*ABOUT THIS EXERCISE*
Read the records beneath this task and copy every line that contains the string "Service".

*STUDY MATERIAL*
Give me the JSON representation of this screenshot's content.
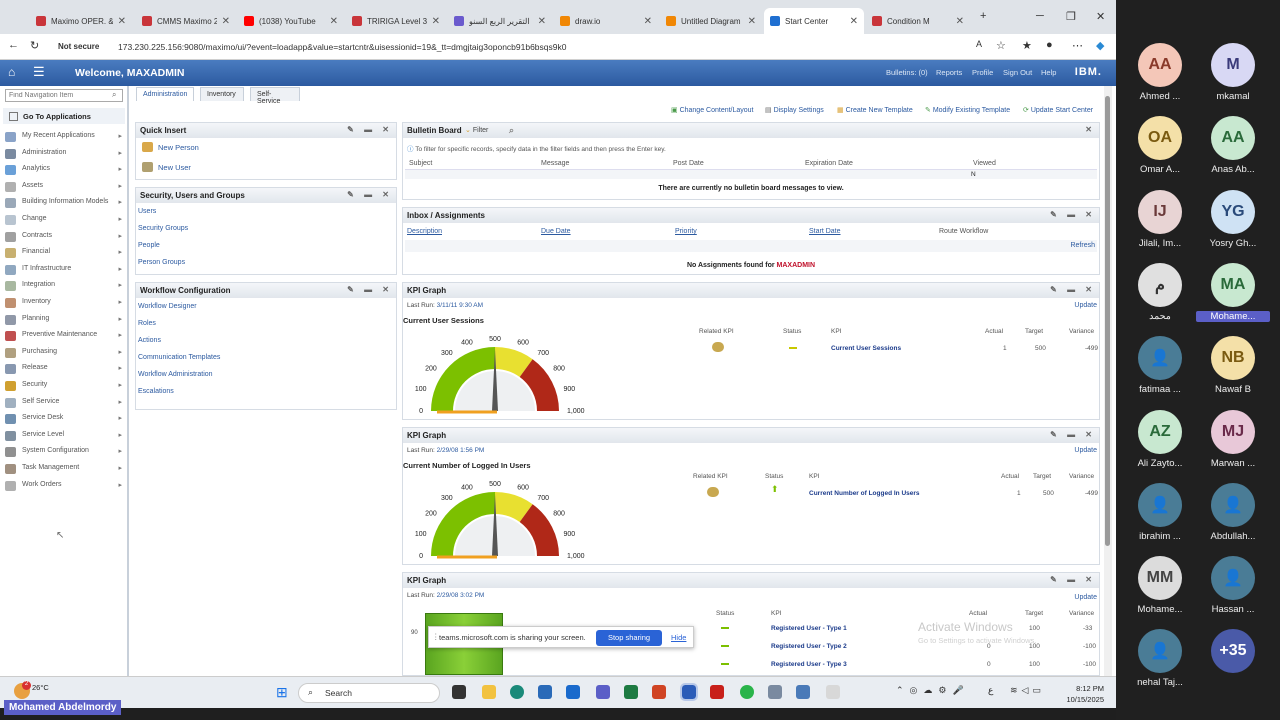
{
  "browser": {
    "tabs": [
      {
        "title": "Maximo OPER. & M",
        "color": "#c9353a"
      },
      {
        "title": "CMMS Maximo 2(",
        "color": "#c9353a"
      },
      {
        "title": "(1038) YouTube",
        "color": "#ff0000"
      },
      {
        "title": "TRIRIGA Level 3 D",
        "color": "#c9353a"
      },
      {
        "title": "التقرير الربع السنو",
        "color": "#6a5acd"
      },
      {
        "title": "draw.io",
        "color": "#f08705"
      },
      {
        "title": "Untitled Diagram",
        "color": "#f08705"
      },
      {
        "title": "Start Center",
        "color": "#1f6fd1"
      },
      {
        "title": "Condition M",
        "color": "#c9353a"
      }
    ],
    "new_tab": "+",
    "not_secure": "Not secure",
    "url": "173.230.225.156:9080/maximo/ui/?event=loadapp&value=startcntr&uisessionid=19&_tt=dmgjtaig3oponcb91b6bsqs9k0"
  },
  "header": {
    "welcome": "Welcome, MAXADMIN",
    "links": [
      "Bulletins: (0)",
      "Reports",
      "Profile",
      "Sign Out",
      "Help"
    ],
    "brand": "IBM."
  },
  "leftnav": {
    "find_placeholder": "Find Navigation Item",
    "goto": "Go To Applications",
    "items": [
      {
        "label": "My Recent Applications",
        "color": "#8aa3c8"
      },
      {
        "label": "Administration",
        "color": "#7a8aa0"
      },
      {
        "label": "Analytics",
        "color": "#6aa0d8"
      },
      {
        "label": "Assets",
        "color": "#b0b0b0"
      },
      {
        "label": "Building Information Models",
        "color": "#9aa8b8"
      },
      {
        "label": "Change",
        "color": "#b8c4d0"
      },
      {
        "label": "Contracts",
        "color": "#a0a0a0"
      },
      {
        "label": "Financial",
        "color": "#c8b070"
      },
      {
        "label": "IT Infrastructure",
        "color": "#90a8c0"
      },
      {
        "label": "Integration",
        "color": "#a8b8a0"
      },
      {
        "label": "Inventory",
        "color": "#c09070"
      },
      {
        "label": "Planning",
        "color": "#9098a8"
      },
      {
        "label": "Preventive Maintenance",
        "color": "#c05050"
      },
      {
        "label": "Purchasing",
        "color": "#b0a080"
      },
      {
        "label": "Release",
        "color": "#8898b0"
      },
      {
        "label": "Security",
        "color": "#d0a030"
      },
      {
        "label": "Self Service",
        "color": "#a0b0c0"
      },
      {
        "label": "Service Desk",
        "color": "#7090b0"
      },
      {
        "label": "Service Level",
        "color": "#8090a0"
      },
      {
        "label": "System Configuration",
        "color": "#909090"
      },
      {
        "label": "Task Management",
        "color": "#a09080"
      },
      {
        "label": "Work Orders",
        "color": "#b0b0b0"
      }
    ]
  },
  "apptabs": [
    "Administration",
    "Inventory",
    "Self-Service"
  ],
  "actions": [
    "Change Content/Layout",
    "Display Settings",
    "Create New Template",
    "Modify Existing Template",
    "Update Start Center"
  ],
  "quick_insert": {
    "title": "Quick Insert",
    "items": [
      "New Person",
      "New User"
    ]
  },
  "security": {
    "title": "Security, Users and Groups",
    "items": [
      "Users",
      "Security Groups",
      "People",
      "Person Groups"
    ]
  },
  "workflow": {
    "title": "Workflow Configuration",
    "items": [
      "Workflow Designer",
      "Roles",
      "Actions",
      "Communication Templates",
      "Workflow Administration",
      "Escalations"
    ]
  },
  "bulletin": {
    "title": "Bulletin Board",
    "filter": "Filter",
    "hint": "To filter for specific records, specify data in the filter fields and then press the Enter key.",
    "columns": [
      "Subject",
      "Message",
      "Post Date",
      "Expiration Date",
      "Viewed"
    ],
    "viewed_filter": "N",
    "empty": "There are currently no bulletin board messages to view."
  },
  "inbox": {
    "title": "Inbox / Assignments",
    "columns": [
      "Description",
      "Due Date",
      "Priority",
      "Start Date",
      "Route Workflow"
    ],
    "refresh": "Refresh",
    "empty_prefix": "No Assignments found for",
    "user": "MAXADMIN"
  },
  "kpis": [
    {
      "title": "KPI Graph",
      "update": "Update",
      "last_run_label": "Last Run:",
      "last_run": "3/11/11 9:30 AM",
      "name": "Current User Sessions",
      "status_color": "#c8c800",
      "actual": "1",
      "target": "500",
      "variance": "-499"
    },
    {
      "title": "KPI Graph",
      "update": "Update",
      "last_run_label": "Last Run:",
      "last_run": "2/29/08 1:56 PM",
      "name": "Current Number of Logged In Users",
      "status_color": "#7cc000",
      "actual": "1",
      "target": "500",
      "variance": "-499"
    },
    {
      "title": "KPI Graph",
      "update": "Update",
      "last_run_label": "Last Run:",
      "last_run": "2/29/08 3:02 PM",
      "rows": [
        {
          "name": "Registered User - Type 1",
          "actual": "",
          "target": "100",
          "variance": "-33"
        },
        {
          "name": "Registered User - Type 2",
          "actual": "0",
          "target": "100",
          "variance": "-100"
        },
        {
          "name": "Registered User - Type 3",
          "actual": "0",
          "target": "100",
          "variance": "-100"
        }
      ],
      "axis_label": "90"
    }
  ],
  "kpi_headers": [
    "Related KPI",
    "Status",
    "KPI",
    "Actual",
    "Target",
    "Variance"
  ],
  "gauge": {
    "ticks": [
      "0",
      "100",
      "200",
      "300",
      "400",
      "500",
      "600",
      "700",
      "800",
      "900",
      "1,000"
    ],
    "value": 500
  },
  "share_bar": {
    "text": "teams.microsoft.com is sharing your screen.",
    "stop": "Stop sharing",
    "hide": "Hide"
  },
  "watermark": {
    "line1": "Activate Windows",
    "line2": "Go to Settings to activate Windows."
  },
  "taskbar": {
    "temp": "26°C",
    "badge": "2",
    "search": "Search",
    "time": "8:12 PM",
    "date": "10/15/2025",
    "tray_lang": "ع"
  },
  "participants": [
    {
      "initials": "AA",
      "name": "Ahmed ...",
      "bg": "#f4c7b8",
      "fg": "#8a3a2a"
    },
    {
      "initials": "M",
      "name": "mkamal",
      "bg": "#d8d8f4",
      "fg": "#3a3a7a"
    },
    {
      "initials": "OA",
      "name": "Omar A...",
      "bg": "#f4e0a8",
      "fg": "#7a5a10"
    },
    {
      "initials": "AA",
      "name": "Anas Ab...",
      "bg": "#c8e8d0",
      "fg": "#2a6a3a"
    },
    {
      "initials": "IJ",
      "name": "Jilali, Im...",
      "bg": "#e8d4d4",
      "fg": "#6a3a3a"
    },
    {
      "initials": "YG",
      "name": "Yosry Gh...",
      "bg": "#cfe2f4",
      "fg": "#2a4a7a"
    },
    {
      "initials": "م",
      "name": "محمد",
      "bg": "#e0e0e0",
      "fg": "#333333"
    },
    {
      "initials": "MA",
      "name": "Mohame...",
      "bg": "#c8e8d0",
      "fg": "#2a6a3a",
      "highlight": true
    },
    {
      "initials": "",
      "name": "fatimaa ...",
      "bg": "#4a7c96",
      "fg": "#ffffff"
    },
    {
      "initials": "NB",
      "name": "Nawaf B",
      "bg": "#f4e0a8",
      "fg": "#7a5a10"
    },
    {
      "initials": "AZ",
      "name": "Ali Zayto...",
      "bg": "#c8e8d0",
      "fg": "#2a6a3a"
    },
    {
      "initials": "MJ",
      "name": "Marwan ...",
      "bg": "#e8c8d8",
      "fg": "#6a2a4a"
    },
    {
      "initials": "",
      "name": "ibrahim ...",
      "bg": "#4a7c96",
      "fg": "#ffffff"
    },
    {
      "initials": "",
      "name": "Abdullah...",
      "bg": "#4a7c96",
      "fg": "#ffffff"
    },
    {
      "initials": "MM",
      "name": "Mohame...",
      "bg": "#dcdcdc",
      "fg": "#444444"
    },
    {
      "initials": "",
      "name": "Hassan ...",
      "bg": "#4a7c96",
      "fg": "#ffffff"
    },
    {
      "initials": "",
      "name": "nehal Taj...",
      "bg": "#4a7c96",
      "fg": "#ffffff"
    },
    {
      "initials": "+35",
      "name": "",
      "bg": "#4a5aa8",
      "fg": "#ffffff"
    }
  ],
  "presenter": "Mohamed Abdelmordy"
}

*RESPONSE AREA*
        "label": "Self Service",
        "label": "Service Desk",
        "label": "Service Level",
    "Self-Service"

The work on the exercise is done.